Have you ever had chop suey?
If you’re under 40, you’ve probably never even heard of it. When I was growing up, there were very few Chinese restaurants in my midwestern Ohio town, if any. But I do remember a few times when my mother whipped up an exotic dinner of La Choy’s Chop Suey from the grocery. She’d dump the contents of the tall tin can into in her little-used wok, stir it up, make some white rice on the stove-top, and then sprinkle the final dish with crispy Chinese noodles from another tin can. That was the extent of my chop suey experience. But I dare say, it was authentic. Or as authentic as a made-up dish like chop suey can be.
In her book The Fortune Cookie Chronicles, author Jennifer 8. Lee dispels the chop suey phenomenon that some of us may remember.
One of the prevailing discourses on how chop suey came to be was that the miners and pioneers trekking out West were hungry and turned to some Chinese to cook for them. Satisfied with their meal, they asked the Chinese what they’d eaten and the answer was “chop suey” which translates to “this and that.” The Chinese simply cooked whatever supplies they had on hand, but it became a staple requested again and again.
The background of chop suey was the focus of an entire chapter, but I highly recommend reading the whole book. And if you want to do a little more digging into chop suey’s place in Chinese cuisine, take a look at the menus of your local Chinese restaurants. Do any of them offer chop suey? None near me do.
But Pekin Noodle Parlor, the oldest restaurant in the U.S., has it on their menu.
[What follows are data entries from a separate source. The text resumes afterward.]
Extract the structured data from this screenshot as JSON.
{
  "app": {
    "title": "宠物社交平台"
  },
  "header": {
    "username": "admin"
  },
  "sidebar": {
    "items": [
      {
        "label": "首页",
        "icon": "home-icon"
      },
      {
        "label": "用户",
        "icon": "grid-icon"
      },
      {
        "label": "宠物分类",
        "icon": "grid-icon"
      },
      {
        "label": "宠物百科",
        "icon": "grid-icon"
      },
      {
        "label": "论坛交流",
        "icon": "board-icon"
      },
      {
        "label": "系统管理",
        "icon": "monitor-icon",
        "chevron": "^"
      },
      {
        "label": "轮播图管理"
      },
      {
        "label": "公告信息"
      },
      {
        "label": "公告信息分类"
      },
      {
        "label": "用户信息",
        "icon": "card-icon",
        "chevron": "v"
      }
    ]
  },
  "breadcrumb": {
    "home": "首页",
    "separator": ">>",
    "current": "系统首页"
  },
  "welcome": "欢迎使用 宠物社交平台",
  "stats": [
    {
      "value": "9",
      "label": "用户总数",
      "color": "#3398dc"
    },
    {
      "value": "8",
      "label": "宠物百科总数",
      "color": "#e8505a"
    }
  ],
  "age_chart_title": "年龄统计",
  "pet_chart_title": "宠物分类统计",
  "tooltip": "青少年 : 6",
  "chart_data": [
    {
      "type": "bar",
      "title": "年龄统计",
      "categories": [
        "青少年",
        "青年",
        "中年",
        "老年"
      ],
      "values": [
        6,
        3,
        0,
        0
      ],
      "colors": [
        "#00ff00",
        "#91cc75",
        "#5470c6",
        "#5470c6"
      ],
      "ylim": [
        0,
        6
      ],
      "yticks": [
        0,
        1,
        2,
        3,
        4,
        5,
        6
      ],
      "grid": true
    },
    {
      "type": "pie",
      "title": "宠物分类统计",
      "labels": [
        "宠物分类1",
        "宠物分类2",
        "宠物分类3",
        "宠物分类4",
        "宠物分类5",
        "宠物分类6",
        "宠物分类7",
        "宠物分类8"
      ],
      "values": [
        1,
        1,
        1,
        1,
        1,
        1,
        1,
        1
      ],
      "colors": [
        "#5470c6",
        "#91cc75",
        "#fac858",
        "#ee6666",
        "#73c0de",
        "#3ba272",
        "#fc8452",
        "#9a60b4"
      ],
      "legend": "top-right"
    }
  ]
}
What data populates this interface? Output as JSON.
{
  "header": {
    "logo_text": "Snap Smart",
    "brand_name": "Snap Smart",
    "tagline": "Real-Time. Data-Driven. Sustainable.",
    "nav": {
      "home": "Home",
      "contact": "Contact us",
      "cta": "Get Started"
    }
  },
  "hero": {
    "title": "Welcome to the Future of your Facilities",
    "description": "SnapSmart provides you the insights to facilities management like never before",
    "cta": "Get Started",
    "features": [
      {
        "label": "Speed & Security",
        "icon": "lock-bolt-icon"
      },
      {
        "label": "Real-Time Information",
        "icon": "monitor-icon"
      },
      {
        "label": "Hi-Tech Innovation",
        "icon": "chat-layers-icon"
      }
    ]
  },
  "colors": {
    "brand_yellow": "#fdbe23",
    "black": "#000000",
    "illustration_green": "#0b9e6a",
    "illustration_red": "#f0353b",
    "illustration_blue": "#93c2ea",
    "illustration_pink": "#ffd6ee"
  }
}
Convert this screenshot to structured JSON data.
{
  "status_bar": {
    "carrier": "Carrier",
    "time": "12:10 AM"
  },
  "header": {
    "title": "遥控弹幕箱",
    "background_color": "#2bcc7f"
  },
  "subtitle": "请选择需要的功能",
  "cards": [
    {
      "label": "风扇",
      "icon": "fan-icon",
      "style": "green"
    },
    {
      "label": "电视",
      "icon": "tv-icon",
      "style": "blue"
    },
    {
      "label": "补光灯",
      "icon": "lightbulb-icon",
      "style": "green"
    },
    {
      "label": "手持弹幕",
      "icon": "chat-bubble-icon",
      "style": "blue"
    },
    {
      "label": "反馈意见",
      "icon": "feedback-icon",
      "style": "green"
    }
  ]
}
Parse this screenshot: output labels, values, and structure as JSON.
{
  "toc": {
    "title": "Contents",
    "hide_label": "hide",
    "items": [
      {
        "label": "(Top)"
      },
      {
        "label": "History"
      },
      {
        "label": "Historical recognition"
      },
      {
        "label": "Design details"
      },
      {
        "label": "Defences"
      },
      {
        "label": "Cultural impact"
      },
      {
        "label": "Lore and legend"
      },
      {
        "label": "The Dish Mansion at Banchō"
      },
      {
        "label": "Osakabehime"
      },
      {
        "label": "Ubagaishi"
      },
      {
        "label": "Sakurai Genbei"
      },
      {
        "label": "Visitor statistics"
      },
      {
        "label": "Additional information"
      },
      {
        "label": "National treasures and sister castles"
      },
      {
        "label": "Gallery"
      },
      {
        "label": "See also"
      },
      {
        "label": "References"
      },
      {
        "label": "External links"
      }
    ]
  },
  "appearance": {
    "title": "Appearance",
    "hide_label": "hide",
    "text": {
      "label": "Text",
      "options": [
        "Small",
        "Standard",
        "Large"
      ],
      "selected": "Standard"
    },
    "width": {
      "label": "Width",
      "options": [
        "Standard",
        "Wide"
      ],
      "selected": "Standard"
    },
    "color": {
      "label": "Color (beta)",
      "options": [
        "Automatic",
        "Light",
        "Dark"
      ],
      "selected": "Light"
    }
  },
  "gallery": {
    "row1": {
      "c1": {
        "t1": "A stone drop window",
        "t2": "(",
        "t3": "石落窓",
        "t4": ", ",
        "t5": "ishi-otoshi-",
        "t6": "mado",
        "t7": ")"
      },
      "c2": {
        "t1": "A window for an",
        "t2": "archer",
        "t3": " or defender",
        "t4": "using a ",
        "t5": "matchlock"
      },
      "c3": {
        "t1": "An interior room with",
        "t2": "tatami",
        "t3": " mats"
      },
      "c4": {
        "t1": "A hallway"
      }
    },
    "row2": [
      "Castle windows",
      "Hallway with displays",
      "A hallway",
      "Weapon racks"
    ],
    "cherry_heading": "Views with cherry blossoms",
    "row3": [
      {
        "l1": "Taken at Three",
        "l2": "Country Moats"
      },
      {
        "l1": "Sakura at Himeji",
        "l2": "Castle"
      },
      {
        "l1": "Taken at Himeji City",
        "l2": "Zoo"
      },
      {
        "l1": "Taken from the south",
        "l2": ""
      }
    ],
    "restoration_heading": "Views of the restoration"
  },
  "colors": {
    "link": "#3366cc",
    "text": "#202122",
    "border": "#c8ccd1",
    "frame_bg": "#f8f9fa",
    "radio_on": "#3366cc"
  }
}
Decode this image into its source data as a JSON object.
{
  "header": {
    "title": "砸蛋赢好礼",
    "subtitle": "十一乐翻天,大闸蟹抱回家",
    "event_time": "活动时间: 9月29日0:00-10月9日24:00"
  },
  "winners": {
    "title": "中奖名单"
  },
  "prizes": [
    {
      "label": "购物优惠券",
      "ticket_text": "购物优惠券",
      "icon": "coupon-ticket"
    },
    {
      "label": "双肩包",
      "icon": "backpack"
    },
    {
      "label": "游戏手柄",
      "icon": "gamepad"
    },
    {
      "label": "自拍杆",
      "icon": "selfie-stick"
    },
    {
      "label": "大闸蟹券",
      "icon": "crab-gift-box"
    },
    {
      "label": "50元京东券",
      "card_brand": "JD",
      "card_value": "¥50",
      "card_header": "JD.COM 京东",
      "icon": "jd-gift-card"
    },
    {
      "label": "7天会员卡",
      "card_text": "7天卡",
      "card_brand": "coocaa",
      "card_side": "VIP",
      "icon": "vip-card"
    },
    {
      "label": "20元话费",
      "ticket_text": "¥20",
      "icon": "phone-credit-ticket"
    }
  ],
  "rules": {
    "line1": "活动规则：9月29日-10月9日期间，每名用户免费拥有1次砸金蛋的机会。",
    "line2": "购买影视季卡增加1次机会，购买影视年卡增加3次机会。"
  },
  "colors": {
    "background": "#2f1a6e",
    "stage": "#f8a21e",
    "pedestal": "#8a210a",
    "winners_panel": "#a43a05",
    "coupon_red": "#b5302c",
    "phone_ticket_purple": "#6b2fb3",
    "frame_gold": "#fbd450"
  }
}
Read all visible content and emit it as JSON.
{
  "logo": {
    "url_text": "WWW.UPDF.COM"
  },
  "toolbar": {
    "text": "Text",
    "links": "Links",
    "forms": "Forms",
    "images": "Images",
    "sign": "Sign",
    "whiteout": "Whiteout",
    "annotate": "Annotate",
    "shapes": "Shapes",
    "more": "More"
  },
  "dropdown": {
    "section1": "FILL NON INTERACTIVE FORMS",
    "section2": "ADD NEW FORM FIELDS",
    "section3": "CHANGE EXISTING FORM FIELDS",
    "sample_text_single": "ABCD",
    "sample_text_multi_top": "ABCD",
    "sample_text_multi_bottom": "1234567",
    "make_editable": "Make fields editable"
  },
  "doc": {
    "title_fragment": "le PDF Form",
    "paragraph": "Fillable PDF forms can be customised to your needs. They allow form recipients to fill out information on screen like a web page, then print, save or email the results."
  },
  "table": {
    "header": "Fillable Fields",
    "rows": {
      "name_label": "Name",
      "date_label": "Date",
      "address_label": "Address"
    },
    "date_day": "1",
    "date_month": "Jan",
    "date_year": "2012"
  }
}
It’s been there right from the beginning. And you better believe, I had to try it!
To be honest, it wasn’t all that different from the cans of La Choy that I remember from childhood. A nondescript brown sauce that apparently the locals love. Perhaps because they grew up on it? Or because Pekin Noodle Parlor is such an iconic part of the Butte tapestry? It actually reminded me a little of the food I ate in China — which was more mysterious and bland that what we are more familiar with in the American-Chinese food we all know and love here. So perhaps it is more authentic than many people realize.
When I talked to the owner of another of Butte’s iconic landmarks, the Copper King Mansion, she told me that the same family has owned and operated Pekin Noodle Parlor for over 100 years.
“When they celebrated their 100th anniversary, they fed the whole town for free,” she said. The family is deeply ingrained in the culture there.
I was happy to visit this place and feel even connected to this piece of Butte’s history. I didn’t get a fortune cookie, but I did get a blast from the past. And that, my friends, is priceless.
Have you had Chop Suey?